(Assigned task) Which of the lines below include "meta"? Each one should be copied out.

----------------------------------------

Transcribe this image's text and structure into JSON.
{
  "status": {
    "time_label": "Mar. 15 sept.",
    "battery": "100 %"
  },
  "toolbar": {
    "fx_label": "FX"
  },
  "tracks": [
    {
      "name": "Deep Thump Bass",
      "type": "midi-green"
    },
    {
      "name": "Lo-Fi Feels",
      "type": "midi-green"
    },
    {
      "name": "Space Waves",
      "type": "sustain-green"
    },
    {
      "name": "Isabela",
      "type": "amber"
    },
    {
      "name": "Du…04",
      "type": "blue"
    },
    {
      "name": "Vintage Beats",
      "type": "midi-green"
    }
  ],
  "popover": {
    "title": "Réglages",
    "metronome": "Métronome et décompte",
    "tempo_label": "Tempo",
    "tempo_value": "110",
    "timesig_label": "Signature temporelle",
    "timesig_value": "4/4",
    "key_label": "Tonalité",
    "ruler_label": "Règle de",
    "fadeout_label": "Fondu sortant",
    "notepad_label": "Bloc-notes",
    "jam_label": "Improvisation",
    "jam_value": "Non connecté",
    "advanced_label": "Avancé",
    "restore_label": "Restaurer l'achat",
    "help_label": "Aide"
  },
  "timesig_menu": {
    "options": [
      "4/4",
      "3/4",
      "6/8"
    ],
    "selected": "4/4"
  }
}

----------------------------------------

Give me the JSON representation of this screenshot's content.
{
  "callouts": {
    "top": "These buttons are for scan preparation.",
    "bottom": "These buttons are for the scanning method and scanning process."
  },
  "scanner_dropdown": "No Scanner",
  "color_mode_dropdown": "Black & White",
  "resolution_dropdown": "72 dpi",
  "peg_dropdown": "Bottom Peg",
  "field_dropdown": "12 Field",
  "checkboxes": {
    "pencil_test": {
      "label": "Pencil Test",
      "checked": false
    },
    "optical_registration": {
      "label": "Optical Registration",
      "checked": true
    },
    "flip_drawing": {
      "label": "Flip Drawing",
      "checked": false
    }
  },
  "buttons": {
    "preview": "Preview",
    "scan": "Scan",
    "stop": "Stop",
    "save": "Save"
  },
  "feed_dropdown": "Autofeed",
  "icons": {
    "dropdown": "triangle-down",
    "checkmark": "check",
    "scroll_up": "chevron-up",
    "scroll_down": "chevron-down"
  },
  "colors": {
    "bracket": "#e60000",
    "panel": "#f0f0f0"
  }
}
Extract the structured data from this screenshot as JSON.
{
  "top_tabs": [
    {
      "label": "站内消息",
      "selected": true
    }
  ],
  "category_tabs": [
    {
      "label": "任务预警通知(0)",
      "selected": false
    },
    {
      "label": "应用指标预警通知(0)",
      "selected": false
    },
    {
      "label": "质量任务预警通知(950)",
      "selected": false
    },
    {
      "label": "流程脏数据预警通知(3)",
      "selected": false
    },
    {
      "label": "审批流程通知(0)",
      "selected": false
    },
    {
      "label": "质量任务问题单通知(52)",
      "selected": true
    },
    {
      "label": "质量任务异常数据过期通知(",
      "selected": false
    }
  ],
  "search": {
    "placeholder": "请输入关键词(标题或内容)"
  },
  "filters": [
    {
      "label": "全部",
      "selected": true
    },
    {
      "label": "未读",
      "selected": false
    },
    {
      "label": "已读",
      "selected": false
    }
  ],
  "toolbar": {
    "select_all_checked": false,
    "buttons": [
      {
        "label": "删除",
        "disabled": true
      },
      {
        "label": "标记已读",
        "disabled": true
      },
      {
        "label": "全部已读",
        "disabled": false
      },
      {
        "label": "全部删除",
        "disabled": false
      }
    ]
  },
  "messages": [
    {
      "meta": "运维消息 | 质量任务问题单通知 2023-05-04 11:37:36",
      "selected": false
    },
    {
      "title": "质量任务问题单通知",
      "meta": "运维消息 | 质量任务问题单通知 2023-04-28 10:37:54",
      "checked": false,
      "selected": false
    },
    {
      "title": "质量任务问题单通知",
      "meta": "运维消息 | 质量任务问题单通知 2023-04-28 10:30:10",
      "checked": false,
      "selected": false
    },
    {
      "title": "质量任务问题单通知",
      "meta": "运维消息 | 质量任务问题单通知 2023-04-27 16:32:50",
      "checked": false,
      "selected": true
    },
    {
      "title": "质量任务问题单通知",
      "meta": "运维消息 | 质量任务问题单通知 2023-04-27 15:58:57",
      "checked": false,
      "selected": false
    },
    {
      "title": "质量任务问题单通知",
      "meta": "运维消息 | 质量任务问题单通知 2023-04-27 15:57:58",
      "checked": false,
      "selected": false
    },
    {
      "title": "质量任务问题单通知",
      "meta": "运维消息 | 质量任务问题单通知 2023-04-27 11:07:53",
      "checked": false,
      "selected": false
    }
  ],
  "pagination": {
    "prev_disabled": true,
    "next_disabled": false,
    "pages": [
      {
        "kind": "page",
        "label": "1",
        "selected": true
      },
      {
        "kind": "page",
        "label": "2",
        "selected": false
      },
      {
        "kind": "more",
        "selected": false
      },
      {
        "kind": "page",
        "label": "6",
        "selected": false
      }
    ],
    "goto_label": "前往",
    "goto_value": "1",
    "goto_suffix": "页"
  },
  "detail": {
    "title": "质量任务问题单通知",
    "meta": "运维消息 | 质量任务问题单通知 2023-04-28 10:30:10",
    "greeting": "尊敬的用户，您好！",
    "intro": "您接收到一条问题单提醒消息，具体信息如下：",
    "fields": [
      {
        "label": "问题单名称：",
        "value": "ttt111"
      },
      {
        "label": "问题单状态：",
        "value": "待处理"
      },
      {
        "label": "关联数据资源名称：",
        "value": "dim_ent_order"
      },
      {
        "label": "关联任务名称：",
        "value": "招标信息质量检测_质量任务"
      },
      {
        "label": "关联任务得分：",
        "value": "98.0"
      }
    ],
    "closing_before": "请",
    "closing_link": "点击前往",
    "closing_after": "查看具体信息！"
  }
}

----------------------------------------

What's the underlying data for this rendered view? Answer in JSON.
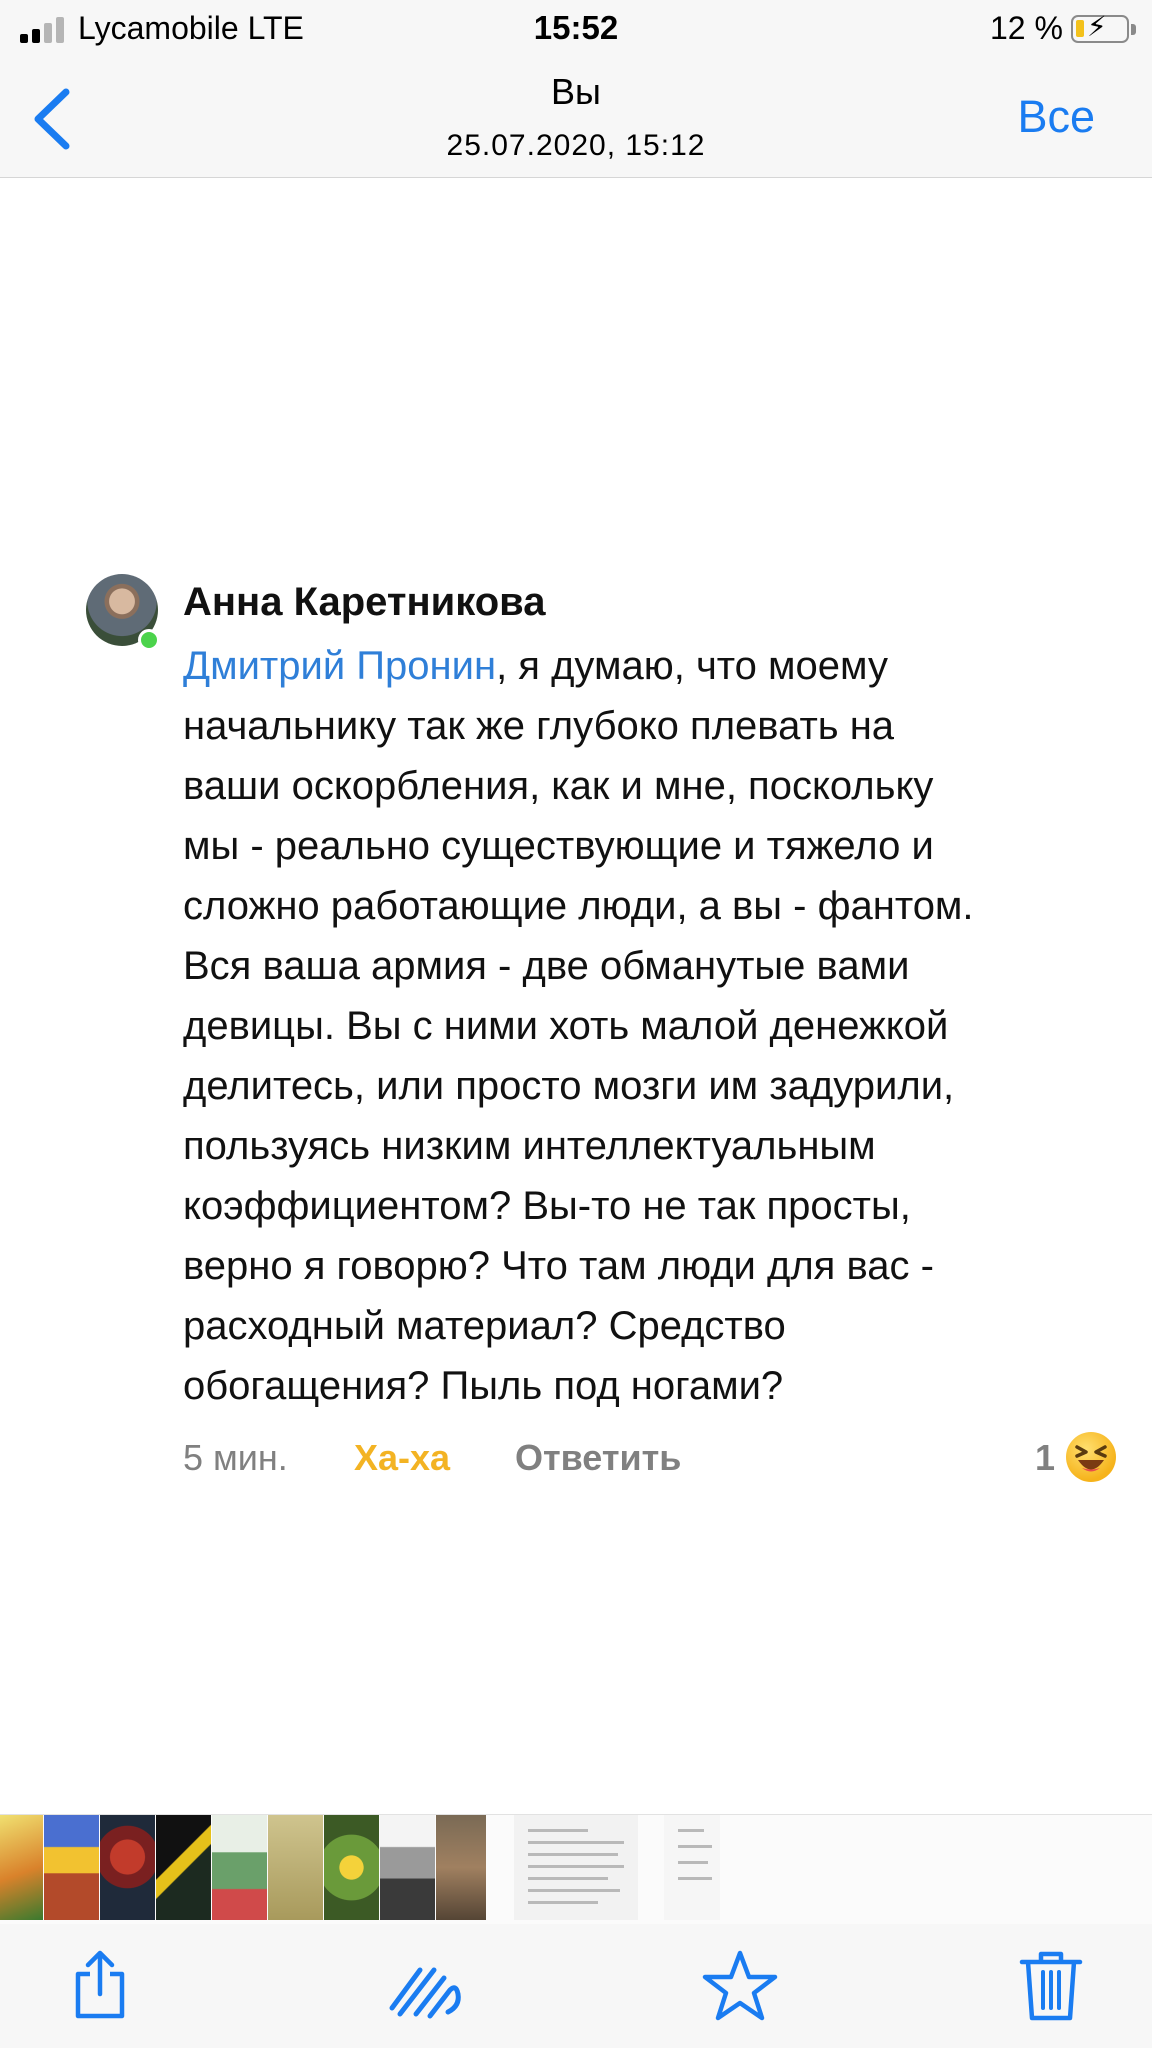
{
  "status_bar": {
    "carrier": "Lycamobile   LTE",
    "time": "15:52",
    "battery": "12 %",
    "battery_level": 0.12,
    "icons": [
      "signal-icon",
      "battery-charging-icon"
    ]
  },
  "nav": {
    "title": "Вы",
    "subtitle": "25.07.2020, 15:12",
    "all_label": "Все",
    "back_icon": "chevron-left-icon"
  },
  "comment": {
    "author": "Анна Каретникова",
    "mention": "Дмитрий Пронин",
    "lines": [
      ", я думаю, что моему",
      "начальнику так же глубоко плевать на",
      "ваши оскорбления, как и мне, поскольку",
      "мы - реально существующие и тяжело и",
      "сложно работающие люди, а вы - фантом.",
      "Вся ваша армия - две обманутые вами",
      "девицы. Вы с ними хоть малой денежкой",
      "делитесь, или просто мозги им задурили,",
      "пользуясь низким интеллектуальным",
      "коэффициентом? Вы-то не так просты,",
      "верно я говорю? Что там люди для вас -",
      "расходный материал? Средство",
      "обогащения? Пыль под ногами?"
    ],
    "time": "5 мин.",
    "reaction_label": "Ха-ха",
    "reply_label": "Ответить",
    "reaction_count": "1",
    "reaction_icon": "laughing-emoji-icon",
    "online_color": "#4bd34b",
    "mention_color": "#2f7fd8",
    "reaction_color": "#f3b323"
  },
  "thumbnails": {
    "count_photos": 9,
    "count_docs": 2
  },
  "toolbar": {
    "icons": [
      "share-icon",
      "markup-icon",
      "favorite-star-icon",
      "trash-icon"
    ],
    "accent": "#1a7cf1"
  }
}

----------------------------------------

(Response to this task)
      "meta": "运维消息 | 质量任务问题单通知 2023-05-04 11:37:36",
      "meta": "运维消息 | 质量任务问题单通知 2023-04-28 10:37:54",
      "meta": "运维消息 | 质量任务问题单通知 2023-04-28 10:30:10",
      "meta": "运维消息 | 质量任务问题单通知 2023-04-27 16:32:50",
      "meta": "运维消息 | 质量任务问题单通知 2023-04-27 15:58:57",
      "meta": "运维消息 | 质量任务问题单通知 2023-04-27 15:57:58",
      "meta": "运维消息 | 质量任务问题单通知 2023-04-27 11:07:53",
    "meta": "运维消息 | 质量任务问题单通知 2023-04-28 10:30:10",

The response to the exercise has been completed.